_Record excerpts:_
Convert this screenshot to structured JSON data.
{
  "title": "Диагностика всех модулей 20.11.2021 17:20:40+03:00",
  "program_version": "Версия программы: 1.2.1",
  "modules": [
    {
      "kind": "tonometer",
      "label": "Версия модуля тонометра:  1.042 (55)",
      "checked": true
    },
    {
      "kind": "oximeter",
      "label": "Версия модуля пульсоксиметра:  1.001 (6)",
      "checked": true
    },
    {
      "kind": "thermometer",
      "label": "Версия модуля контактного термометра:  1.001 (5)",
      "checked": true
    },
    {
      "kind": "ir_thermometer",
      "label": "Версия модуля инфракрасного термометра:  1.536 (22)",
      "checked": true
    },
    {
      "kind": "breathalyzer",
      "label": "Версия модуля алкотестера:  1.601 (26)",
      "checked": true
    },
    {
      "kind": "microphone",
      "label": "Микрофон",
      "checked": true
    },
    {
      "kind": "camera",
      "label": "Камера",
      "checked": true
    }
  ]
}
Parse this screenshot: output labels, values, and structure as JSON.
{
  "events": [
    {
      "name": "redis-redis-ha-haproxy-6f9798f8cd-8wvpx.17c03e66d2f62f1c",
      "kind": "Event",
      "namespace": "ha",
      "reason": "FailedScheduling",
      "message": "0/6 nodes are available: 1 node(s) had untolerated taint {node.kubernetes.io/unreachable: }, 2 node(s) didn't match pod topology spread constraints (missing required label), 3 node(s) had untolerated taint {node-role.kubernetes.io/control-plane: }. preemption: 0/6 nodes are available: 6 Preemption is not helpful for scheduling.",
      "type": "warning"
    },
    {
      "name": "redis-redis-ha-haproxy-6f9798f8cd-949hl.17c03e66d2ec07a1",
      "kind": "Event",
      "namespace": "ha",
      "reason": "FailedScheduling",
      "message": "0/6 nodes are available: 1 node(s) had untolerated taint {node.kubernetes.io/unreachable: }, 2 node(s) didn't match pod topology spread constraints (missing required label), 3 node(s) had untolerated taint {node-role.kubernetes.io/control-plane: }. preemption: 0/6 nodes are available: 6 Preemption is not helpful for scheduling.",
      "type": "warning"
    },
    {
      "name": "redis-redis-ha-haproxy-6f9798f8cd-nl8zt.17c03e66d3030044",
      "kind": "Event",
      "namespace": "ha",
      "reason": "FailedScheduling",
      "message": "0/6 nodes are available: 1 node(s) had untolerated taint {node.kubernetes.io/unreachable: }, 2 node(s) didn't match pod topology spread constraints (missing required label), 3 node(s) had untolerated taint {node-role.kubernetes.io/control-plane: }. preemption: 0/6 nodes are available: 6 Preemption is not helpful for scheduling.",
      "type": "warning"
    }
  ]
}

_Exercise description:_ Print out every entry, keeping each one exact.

_Task answer:_
Convert this screenshot to structured JSON data.
{
  "title": "Диагностика всех модулей 20.11.2021 17:20:40+03:00",
  "program_version": "Версия программы: 1.2.1",
  "modules": [
    {
      "kind": "tonometer",
      "label": "Версия модуля тонометра:  1.042 (55)",
      "checked": true
    },
    {
      "kind": "oximeter",
      "label": "Версия модуля пульсоксиметра:  1.001 (6)",
      "checked": true
    },
    {
      "kind": "thermometer",
      "label": "Версия модуля контактного термометра:  1.001 (5)",
      "checked": true
    },
    {
      "kind": "ir_thermometer",
      "label": "Версия модуля инфракрасного термометра:  1.536 (22)",
      "checked": true
    },
    {
      "kind": "breathalyzer",
      "label": "Версия модуля алкотестера:  1.601 (26)",
      "checked": true
    },
    {
      "kind": "microphone",
      "label": "Микрофон",
      "checked": true
    },
    {
      "kind": "camera",
      "label": "Камера",
      "checked": true
    }
  ]
}
Parse this screenshot: output labels, values, and structure as JSON.
{
  "events": [
    {
      "name": "redis-redis-ha-haproxy-6f9798f8cd-8wvpx.17c03e66d2f62f1c",
      "kind": "Event",
      "namespace": "ha",
      "reason": "FailedScheduling",
      "message": "0/6 nodes are available: 1 node(s) had untolerated taint {node.kubernetes.io/unreachable: }, 2 node(s) didn't match pod topology spread constraints (missing required label), 3 node(s) had untolerated taint {node-role.kubernetes.io/control-plane: }. preemption: 0/6 nodes are available: 6 Preemption is not helpful for scheduling.",
      "type": "warning"
    },
    {
      "name": "redis-redis-ha-haproxy-6f9798f8cd-949hl.17c03e66d2ec07a1",
      "kind": "Event",
      "namespace": "ha",
      "reason": "FailedScheduling",
      "message": "0/6 nodes are available: 1 node(s) had untolerated taint {node.kubernetes.io/unreachable: }, 2 node(s) didn't match pod topology spread constraints (missing required label), 3 node(s) had untolerated taint {node-role.kubernetes.io/control-plane: }. preemption: 0/6 nodes are available: 6 Preemption is not helpful for scheduling.",
      "type": "warning"
    },
    {
      "name": "redis-redis-ha-haproxy-6f9798f8cd-nl8zt.17c03e66d3030044",
      "kind": "Event",
      "namespace": "ha",
      "reason": "FailedScheduling",
      "message": "0/6 nodes are available: 1 node(s) had untolerated taint {node.kubernetes.io/unreachable: }, 2 node(s) didn't match pod topology spread constraints (missing required label), 3 node(s) had untolerated taint {node-role.kubernetes.io/control-plane: }. preemption: 0/6 nodes are available: 6 Preemption is not helpful for scheduling.",
      "type": "warning"
    }
  ]
}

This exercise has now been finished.